**What to produce:** The expected answer is every line from the material below that has the word "title".

○ ○ ○ ○ ○ ○ ○

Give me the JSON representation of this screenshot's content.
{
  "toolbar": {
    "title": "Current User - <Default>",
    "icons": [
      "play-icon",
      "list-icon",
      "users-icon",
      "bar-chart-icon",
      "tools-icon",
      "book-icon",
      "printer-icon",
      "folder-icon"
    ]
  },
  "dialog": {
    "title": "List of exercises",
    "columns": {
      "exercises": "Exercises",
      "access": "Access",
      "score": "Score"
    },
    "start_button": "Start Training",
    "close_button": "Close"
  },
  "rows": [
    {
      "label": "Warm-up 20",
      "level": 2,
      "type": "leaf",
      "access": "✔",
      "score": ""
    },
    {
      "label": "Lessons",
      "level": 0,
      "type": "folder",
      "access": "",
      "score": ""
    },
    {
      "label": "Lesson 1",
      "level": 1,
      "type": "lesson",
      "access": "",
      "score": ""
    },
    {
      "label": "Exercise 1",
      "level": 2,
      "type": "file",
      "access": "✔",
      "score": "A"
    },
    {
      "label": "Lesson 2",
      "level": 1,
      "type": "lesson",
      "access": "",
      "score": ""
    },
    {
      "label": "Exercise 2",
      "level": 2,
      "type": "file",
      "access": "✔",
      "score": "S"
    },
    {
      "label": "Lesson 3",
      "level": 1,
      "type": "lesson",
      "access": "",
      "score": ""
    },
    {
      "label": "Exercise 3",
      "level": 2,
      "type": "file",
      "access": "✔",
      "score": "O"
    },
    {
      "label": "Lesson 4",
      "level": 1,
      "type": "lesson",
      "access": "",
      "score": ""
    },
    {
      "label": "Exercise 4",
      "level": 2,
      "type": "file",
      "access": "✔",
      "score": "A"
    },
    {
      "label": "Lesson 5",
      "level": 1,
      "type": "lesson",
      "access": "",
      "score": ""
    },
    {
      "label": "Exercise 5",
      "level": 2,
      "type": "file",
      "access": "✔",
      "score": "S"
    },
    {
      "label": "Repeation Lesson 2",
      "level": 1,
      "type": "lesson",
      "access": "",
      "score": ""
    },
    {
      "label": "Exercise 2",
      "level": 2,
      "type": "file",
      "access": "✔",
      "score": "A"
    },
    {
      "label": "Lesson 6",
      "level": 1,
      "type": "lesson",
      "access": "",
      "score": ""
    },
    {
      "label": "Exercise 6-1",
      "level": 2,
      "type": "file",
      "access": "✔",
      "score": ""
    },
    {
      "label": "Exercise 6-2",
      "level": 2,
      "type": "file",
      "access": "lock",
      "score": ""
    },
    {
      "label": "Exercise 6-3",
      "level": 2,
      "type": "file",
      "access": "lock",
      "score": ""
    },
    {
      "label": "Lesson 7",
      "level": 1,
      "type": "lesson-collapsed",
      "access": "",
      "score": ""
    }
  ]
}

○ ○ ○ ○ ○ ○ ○

**Written response:**
    "title": "Current User - <Default>",
    "title": "List of exercises",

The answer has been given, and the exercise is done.